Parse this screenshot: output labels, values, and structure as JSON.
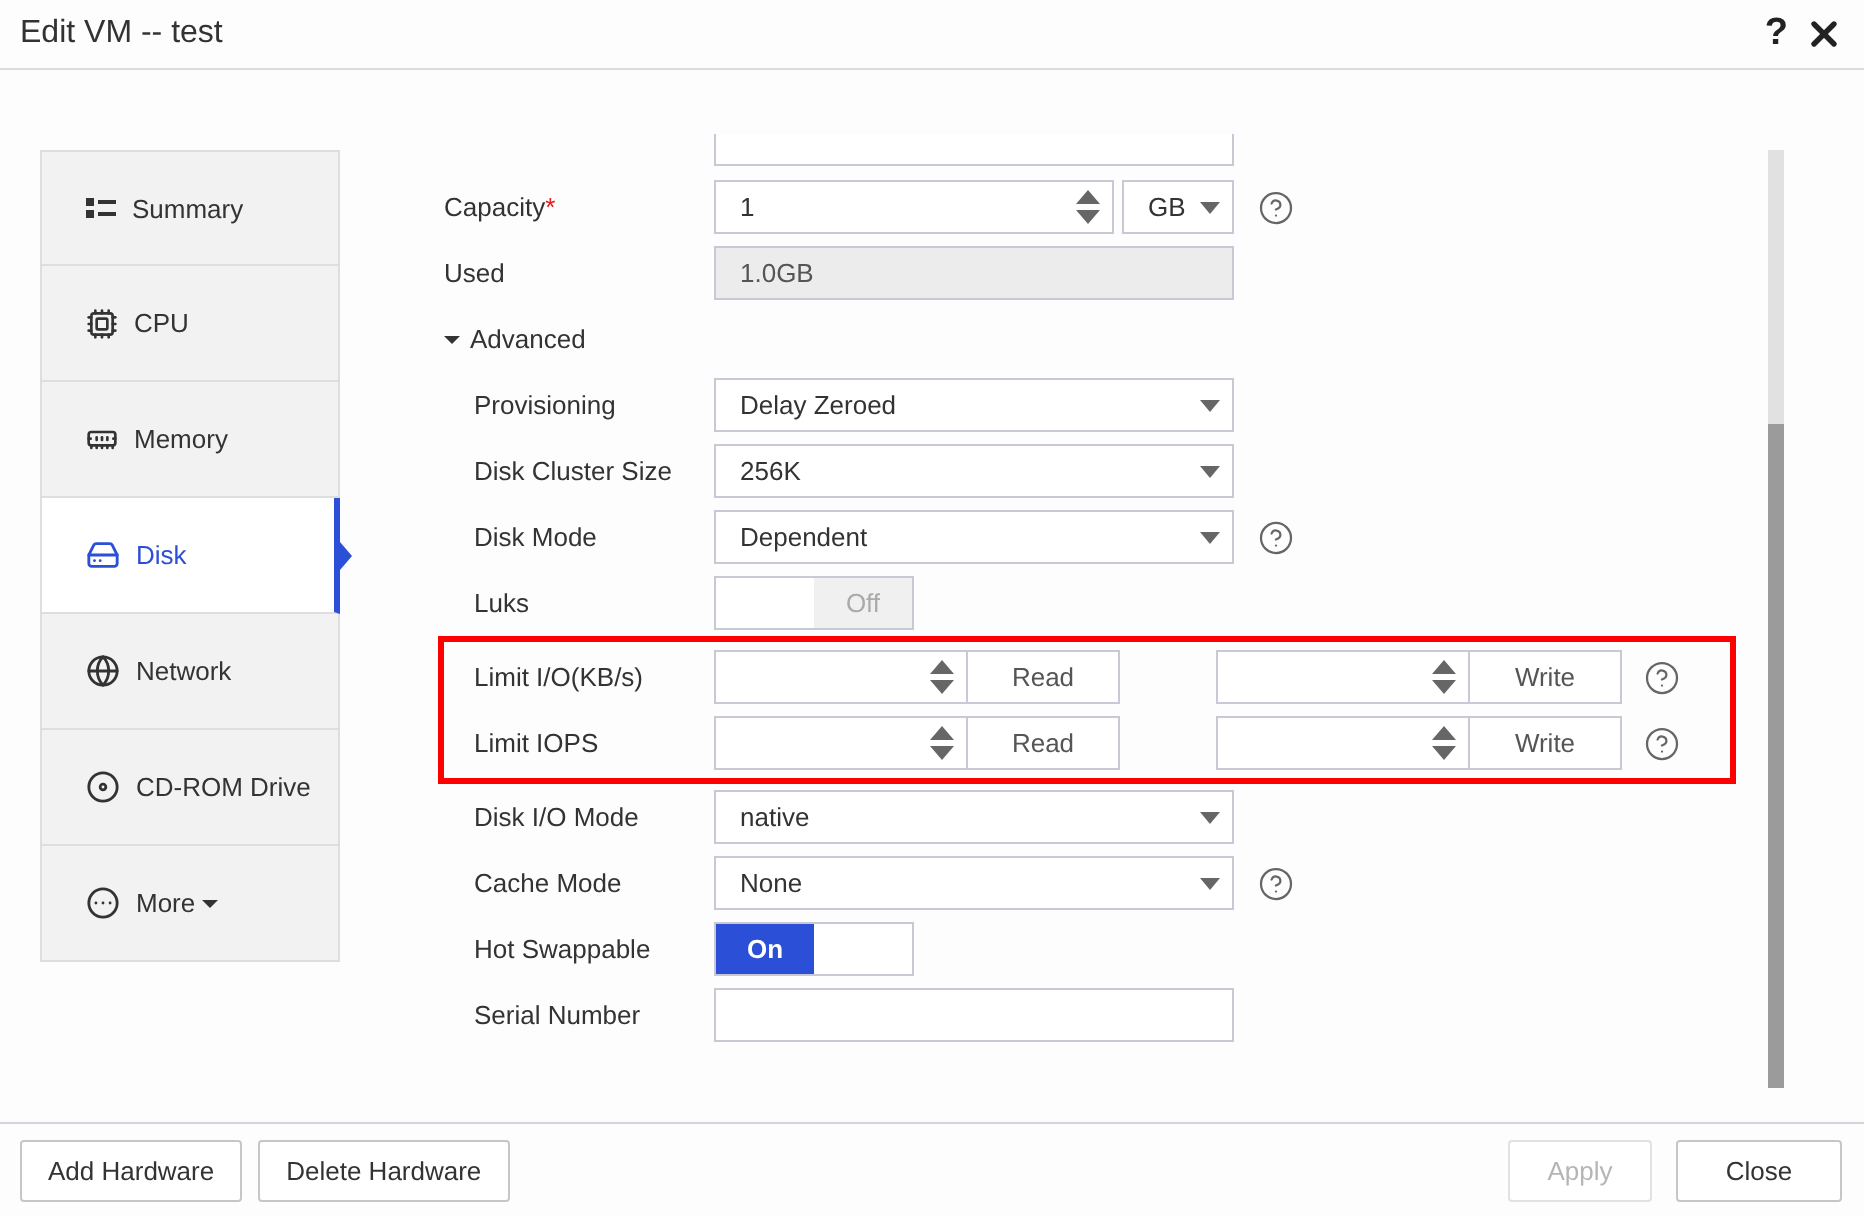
{
  "window": {
    "title": "Edit VM -- test",
    "help": "?"
  },
  "sidebar": {
    "items": [
      {
        "label": "Summary",
        "selected": false,
        "dropdown": false
      },
      {
        "label": "CPU",
        "selected": false,
        "dropdown": false
      },
      {
        "label": "Memory",
        "selected": false,
        "dropdown": false
      },
      {
        "label": "Disk",
        "selected": true,
        "dropdown": false
      },
      {
        "label": "Network",
        "selected": false,
        "dropdown": false
      },
      {
        "label": "CD-ROM Drive",
        "selected": false,
        "dropdown": false
      },
      {
        "label": "More",
        "selected": false,
        "dropdown": true
      }
    ]
  },
  "form": {
    "rows": [
      {
        "kind": "cut"
      },
      {
        "kind": "number_unit",
        "label": "Capacity",
        "required_mark": "*",
        "value": "1",
        "unit": "GB",
        "help": true
      },
      {
        "kind": "readonly",
        "label": "Used",
        "value": "1.0GB"
      },
      {
        "kind": "section",
        "label": "Advanced",
        "expanded": true,
        "children": [
          {
            "kind": "select",
            "label": "Provisioning",
            "value": "Delay Zeroed",
            "help": false
          },
          {
            "kind": "select",
            "label": "Disk Cluster Size",
            "value": "256K",
            "help": false
          },
          {
            "kind": "select",
            "label": "Disk Mode",
            "value": "Dependent",
            "help": true
          },
          {
            "kind": "toggle",
            "label": "Luks",
            "on": false,
            "text": "Off"
          },
          {
            "kind": "highlight",
            "children": [
              {
                "kind": "limit",
                "label": "Limit I/O(KB/s)",
                "read": "Read",
                "write": "Write",
                "help": true
              },
              {
                "kind": "limit",
                "label": "Limit IOPS",
                "read": "Read",
                "write": "Write",
                "help": true
              }
            ]
          },
          {
            "kind": "select",
            "label": "Disk I/O Mode",
            "value": "native",
            "help": false
          },
          {
            "kind": "select",
            "label": "Cache Mode",
            "value": "None",
            "help": true
          },
          {
            "kind": "toggle",
            "label": "Hot Swappable",
            "on": true,
            "text": "On"
          },
          {
            "kind": "text",
            "label": "Serial Number"
          }
        ]
      }
    ]
  },
  "footer": {
    "left_buttons": [
      {
        "label": "Add Hardware",
        "disabled": false
      },
      {
        "label": "Delete Hardware",
        "disabled": false
      }
    ],
    "right_buttons": [
      {
        "label": "Apply",
        "disabled": true
      },
      {
        "label": "Close",
        "disabled": false
      }
    ]
  }
}
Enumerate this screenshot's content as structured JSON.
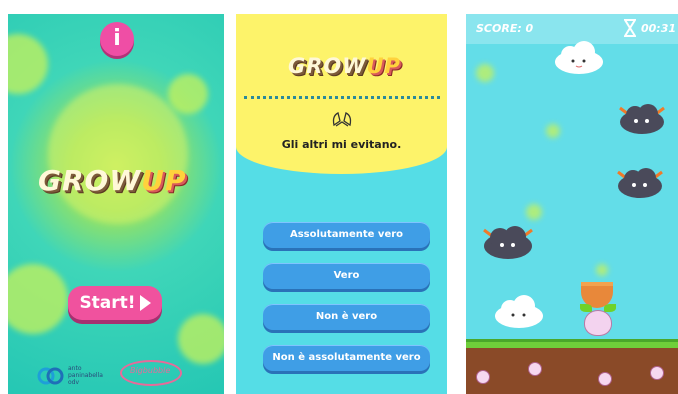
{
  "panel1": {
    "info_label": "i",
    "logo_grow": "GROW",
    "logo_up": "UP",
    "start_label": "Start!",
    "sponsor_line1": "anto",
    "sponsor_line2": "paninabella",
    "sponsor_line3": "odv",
    "sponsor2_text": "Bigbubble"
  },
  "panel2": {
    "logo_grow": "GROW",
    "logo_up": "UP",
    "question": "Gli altri mi evitano.",
    "answers": [
      "Assolutamente vero",
      "Vero",
      "Non è vero",
      "Non è assolutamente vero"
    ]
  },
  "panel3": {
    "score": "SCORE: 0",
    "timer": "00:31"
  },
  "colors": {
    "accent_pink": "#ef4ea5",
    "answer_blue": "#3f9ee6",
    "question_yellow": "#fdf36a",
    "teal_bg": "#55dde6"
  },
  "icons": [
    "info-icon",
    "play-arrow-icon",
    "hourglass-icon",
    "hands-icon"
  ]
}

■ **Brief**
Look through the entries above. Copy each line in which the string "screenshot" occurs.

■ **Output of the task**
Parse this screenshot: output labels, values, and structure as JSON.
Enumerate this screenshot's content as structured JSON.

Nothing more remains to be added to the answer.